--- Data to process ---

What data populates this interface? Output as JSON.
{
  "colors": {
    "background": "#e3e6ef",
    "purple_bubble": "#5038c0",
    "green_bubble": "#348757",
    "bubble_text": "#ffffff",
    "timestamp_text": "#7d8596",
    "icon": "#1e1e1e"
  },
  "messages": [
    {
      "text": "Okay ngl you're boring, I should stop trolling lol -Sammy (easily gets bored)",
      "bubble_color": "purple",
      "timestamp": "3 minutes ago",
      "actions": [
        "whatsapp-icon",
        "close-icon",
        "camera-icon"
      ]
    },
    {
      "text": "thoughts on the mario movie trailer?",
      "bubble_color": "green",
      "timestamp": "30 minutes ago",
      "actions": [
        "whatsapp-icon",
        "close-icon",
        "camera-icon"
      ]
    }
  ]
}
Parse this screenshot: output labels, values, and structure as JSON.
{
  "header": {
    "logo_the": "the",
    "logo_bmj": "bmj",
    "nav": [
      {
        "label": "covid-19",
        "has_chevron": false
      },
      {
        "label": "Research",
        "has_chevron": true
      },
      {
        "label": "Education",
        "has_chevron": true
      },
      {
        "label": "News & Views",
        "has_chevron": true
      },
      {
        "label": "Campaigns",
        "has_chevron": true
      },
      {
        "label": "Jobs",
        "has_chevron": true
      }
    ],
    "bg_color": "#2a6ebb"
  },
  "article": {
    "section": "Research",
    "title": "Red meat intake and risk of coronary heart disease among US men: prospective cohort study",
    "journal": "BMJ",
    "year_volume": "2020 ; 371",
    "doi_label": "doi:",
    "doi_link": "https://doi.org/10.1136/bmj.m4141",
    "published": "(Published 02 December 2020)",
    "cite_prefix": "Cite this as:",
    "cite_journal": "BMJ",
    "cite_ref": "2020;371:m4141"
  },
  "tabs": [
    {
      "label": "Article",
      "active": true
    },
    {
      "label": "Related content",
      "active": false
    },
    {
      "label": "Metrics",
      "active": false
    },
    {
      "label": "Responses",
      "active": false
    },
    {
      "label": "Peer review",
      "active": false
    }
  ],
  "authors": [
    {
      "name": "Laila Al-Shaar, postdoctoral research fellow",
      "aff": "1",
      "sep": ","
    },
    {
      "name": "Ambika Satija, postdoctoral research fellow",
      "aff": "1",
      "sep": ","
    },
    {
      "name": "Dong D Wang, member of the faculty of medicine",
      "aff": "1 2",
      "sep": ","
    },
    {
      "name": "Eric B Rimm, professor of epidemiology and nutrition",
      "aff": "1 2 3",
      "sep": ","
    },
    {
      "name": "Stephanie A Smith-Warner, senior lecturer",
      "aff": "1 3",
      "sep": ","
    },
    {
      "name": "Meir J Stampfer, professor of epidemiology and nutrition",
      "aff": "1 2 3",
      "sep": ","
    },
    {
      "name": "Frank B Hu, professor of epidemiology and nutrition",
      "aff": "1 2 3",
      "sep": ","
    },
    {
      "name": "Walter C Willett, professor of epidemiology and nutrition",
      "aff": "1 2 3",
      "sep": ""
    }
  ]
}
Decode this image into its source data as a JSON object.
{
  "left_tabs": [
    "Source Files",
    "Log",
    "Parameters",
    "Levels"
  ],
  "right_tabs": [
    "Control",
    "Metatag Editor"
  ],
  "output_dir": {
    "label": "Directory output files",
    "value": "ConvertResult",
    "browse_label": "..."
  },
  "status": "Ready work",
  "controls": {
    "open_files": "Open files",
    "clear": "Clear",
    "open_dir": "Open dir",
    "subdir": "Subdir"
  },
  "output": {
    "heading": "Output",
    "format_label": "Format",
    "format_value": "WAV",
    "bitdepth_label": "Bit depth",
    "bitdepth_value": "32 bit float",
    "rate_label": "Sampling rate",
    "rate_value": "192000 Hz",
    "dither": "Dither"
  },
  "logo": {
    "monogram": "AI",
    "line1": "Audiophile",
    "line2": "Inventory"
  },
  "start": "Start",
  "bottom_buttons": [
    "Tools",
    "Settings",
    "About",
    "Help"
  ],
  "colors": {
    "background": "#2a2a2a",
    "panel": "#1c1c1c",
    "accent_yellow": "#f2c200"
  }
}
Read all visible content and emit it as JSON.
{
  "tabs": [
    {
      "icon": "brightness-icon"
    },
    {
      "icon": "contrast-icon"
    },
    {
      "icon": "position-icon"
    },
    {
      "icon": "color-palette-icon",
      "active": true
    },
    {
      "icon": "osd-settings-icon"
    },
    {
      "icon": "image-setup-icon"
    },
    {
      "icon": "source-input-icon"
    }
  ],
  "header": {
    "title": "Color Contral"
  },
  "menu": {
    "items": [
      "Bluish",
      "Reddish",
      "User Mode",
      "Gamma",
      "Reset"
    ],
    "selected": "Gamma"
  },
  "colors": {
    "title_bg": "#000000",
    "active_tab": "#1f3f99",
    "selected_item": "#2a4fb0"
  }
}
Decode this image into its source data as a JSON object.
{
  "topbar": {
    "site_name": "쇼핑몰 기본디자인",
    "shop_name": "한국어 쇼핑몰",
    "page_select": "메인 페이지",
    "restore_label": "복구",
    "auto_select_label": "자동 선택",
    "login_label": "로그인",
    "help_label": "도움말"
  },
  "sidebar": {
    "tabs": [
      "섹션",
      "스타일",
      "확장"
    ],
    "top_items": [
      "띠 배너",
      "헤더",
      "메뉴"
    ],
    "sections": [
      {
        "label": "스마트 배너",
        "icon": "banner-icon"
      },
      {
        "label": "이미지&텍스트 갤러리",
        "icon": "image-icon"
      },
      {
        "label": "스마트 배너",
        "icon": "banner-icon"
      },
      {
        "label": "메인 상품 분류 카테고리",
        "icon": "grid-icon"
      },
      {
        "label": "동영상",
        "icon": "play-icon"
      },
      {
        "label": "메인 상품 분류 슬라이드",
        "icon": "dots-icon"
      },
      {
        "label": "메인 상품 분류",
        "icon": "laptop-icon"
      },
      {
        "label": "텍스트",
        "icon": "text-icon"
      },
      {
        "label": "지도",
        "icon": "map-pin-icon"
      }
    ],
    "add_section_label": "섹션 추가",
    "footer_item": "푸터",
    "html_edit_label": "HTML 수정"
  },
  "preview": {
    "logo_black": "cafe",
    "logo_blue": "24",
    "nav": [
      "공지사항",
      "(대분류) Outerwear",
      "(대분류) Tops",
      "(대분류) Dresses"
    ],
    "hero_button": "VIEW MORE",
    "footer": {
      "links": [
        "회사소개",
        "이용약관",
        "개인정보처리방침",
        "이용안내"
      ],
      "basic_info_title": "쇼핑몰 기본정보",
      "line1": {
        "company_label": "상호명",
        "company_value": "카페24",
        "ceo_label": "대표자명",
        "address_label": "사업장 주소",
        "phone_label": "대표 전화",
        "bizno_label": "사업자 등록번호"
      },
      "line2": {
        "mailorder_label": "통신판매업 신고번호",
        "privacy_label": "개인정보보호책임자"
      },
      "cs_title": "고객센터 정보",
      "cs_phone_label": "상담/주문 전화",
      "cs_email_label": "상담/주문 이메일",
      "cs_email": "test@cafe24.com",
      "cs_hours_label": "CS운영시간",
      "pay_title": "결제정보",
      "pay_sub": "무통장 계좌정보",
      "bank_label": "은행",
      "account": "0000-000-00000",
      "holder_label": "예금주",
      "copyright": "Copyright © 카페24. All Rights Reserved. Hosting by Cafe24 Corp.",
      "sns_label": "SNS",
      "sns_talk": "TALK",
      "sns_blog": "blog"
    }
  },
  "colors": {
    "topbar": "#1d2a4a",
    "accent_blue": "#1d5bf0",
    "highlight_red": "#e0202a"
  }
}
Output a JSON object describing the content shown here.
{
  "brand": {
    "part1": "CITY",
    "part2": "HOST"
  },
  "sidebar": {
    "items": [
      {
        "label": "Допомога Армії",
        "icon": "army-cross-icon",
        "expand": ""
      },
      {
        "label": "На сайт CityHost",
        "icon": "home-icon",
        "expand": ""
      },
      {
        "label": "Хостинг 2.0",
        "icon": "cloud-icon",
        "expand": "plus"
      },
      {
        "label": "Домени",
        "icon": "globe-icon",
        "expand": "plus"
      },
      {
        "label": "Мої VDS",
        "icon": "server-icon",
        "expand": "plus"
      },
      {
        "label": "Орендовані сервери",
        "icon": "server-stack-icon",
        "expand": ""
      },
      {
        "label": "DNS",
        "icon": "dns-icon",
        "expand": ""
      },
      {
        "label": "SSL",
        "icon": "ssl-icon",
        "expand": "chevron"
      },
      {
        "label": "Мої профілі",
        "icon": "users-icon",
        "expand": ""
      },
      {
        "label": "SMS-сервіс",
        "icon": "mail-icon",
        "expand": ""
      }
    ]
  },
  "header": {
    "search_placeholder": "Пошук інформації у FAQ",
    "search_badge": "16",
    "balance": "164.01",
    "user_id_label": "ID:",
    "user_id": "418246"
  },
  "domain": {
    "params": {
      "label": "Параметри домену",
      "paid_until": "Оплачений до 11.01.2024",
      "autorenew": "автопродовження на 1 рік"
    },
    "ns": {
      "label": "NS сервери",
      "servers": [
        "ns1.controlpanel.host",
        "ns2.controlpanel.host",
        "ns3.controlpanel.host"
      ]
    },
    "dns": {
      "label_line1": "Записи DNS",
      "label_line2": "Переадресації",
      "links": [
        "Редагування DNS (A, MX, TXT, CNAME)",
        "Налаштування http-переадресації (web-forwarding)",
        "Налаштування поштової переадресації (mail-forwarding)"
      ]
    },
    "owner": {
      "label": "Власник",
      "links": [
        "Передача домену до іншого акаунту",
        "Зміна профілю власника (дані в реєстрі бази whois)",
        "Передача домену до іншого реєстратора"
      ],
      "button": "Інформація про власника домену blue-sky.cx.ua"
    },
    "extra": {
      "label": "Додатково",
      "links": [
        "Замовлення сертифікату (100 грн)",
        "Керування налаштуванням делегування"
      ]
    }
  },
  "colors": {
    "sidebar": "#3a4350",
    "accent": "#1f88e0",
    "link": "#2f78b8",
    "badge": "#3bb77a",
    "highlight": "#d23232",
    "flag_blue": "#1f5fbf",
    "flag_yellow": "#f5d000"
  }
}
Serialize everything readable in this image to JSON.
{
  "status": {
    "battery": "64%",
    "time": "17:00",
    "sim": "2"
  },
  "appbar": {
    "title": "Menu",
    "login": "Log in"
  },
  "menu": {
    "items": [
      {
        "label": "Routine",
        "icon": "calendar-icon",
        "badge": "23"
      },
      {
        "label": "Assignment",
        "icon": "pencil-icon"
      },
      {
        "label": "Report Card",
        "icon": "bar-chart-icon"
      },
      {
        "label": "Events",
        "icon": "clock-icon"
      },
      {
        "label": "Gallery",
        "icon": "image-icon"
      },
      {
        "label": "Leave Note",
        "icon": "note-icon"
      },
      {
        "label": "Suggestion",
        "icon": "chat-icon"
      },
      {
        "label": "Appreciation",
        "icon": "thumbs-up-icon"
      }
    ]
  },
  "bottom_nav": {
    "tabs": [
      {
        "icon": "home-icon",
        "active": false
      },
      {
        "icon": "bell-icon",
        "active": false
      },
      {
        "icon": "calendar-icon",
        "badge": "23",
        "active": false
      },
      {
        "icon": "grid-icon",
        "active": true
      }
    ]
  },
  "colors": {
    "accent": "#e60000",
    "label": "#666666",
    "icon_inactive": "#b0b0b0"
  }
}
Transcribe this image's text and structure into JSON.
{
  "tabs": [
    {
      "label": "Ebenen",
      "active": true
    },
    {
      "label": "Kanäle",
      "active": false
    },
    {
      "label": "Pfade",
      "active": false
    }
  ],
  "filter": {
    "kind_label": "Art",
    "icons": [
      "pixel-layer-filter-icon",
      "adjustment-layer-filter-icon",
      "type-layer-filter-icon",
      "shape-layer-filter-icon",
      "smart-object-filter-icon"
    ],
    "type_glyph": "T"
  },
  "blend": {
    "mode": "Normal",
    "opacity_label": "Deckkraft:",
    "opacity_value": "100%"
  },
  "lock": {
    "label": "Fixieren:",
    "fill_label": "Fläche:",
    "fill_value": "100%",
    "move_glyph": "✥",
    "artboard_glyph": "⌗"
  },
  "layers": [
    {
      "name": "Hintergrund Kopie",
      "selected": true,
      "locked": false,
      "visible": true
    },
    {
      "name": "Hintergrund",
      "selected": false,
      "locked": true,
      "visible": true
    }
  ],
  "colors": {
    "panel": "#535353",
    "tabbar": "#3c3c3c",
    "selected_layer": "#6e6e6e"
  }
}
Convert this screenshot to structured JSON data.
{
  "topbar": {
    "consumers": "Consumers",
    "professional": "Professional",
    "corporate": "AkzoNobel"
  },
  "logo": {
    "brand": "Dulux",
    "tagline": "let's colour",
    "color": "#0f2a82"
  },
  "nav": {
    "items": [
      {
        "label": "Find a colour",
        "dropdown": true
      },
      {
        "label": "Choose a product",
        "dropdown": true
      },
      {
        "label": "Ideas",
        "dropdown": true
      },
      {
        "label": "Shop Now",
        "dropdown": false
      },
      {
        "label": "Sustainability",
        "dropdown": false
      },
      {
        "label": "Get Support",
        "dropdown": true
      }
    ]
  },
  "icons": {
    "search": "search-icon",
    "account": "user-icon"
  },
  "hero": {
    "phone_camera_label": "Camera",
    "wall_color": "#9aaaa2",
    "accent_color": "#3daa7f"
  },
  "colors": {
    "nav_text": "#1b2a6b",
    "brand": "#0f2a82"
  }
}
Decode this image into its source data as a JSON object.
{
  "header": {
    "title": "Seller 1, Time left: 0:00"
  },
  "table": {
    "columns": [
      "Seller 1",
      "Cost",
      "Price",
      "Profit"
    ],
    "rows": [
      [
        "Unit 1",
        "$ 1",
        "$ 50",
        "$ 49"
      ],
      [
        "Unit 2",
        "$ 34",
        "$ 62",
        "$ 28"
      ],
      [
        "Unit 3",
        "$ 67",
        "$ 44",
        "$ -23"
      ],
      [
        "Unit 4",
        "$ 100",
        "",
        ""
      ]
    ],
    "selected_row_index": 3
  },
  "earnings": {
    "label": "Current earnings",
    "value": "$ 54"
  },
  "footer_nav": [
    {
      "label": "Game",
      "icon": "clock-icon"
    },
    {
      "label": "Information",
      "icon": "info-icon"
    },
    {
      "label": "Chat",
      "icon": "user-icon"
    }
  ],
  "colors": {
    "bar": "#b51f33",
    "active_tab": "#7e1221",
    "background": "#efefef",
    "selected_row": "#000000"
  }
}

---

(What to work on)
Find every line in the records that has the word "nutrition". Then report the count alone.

(The answer)
4